The Yale-Rutgers Black Bibliography Project (BBP) leverages linked open data technologies to encode the intersection of African American studies, descriptive bibliography, rare book cataloging, and emerging standards for modeling bibliographic metadata. Through a collaborative process, it was designed to provide a new framework for exploring and documenting Black print culture, in a way that would be both multidimensional and extensible.

This two-part presentation explores the work of outlining a rationale for Black textual criticism in the 21st century within the context of the Black Bibliography Project. The discussion will examine BBP’s methodological grounding in descriptive bibliography and digital humanities and advance an argument for a seemingly paradoxical pursuit: the systematic study of the wide diversity of Black textual production.


Kinohi Nishikawa, Associate Professor of English and African American Studies (Princeton)

Tim Thompson, Librarian for Applied Metadata Research (Yale)

Tuesday, March 23, 2021
4:30pm - 6:00pm
  Member of the Public  
Registration has closed.

Sponsored by the Rare Book Working Group and the Center for Digital Humanities. This event is part of the RBWG-CDH speaker series.

If you would like to join the RBWG and receive announcements of future events and opportunities, please contact Jessica Terekhov at terekhov@princeton.edu

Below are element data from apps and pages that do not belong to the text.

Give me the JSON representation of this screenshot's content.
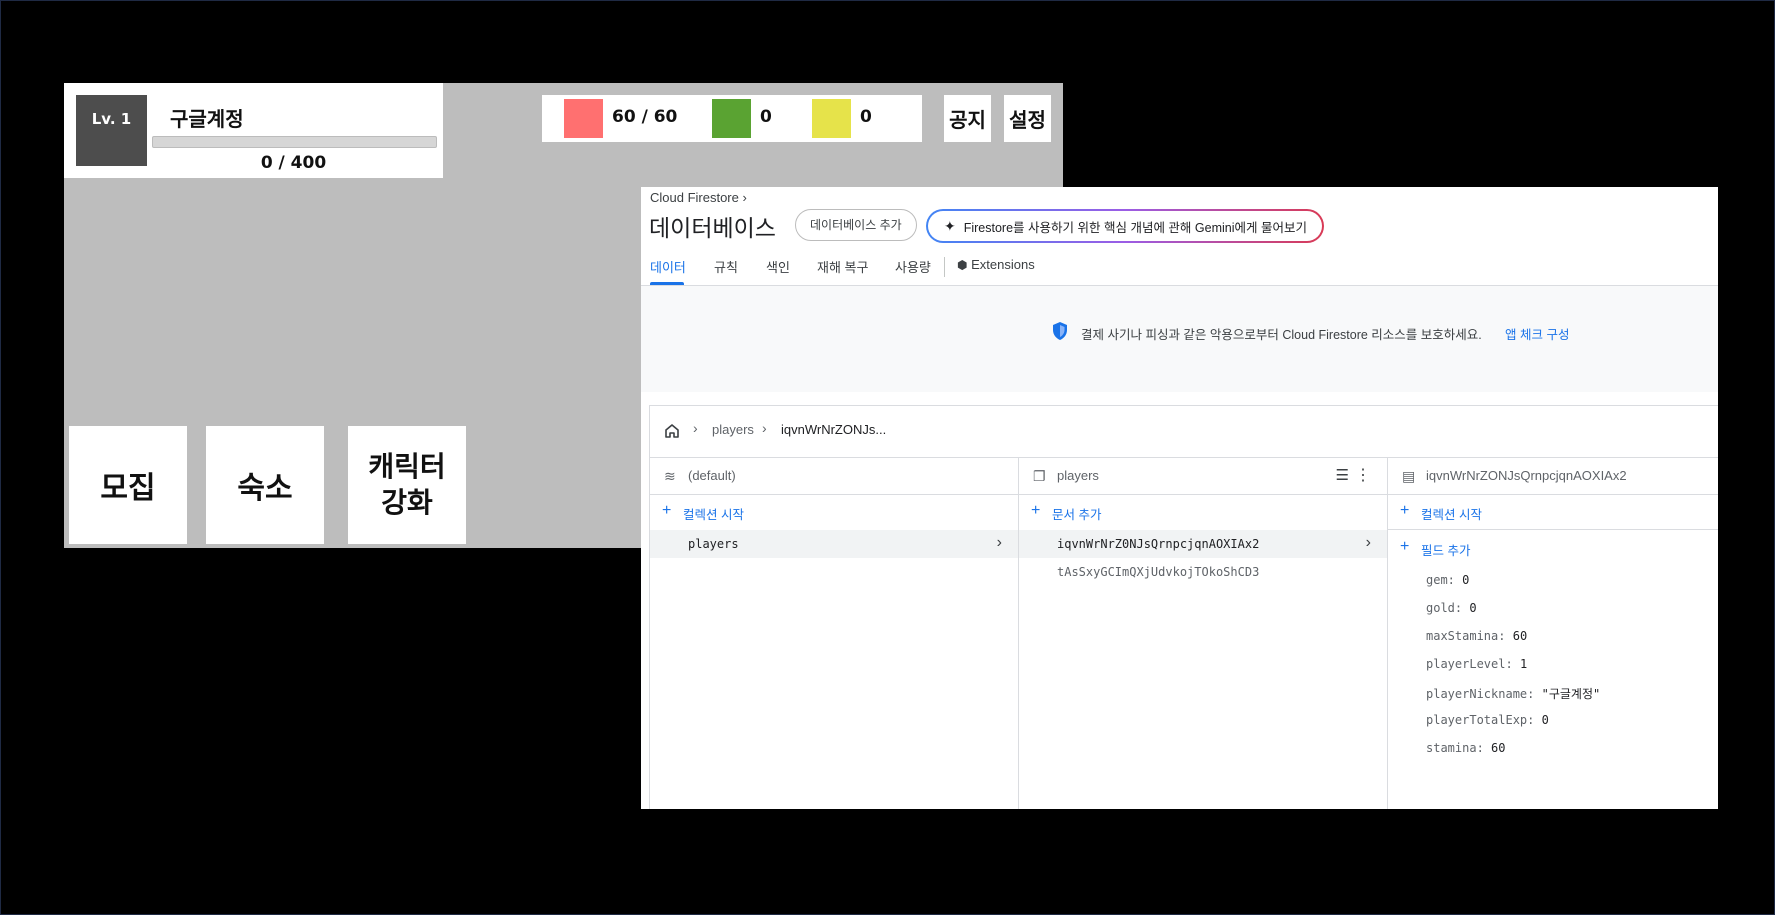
{
  "game": {
    "level_label": "Lv. 1",
    "nickname": "구글계정",
    "exp_text": "0 / 400",
    "exp_progress": 0,
    "resources": [
      {
        "color": "#ff7070",
        "value": "60 / 60"
      },
      {
        "color": "#5aa332",
        "value": "0"
      },
      {
        "color": "#e6e34a",
        "value": "0"
      }
    ],
    "notice_label": "공지",
    "settings_label": "설정",
    "menu": {
      "recruit_label": "모집",
      "dorm_label": "숙소",
      "upgrade_line1": "캐릭터",
      "upgrade_line2": "강화"
    }
  },
  "firestore": {
    "breadcrumb": "Cloud Firestore ›",
    "title": "데이터베이스",
    "add_db_label": "데이터베이스 추가",
    "gemini_label": "Firestore를 사용하기 위한 핵심 개념에 관해 Gemini에게 물어보기",
    "tabs": [
      "데이터",
      "규칙",
      "색인",
      "재해 복구",
      "사용량",
      "Extensions"
    ],
    "banner_text": "결제 사기나 피싱과 같은 악용으로부터 Cloud Firestore 리소스를 보호하세요.",
    "banner_link": "앱 체크 구성",
    "path": [
      "players",
      "iqvnWrNrZONJs..."
    ],
    "col1": {
      "header": "(default)",
      "add_label": "컬렉션 시작",
      "items": [
        "players"
      ]
    },
    "col2": {
      "header": "players",
      "add_label": "문서 추가",
      "items": [
        "iqvnWrNrZ0NJsQrnpcjqnAOXIAx2",
        "tAsSxyGCImQXjUdvkojTOkoShCD3"
      ]
    },
    "col3": {
      "header": "iqvnWrNrZONJsQrnpcjqnAOXIAx2",
      "add_collection_label": "컬렉션 시작",
      "add_field_label": "필드 추가",
      "fields": [
        {
          "key": "gem:",
          "value": "0"
        },
        {
          "key": "gold:",
          "value": "0"
        },
        {
          "key": "maxStamina:",
          "value": "60"
        },
        {
          "key": "playerLevel:",
          "value": "1"
        },
        {
          "key": "playerNickname:",
          "value": "\"구글계정\""
        },
        {
          "key": "playerTotalExp:",
          "value": "0"
        },
        {
          "key": "stamina:",
          "value": "60"
        }
      ]
    }
  }
}
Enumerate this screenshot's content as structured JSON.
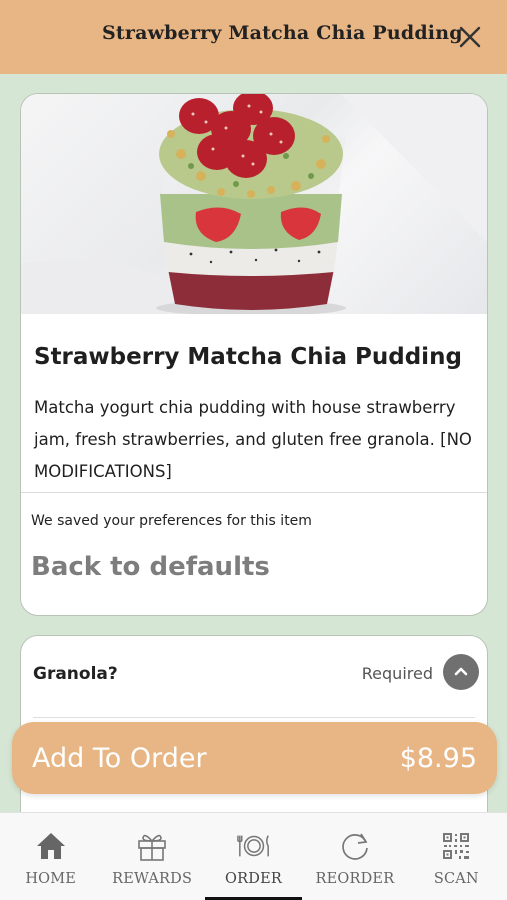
{
  "header": {
    "title": "Strawberry Matcha Chia Pudding"
  },
  "item": {
    "title": "Strawberry Matcha Chia Pudding",
    "description": "Matcha yogurt chia pudding with house strawberry jam, fresh strawberries, and gluten free granola. [NO MODIFICATIONS]",
    "saved_text": "We saved your preferences for this item",
    "back_defaults": "Back to defaults"
  },
  "option": {
    "label": "Granola?",
    "required": "Required"
  },
  "order_button": {
    "label": "Add To Order",
    "price": "$8.95"
  },
  "nav": {
    "items": [
      {
        "label": "HOME",
        "icon": "home-icon"
      },
      {
        "label": "REWARDS",
        "icon": "gift-icon"
      },
      {
        "label": "ORDER",
        "icon": "plate-cutlery-icon",
        "active": true
      },
      {
        "label": "REORDER",
        "icon": "reorder-icon"
      },
      {
        "label": "SCAN",
        "icon": "qr-code-icon"
      }
    ]
  },
  "colors": {
    "header": "#e8b584",
    "background": "#d6e6d4",
    "accent": "#e8b584"
  }
}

To request disability-related accommodations for this event, please contact pulcomm@princeton.edu at least 3 working days in advance.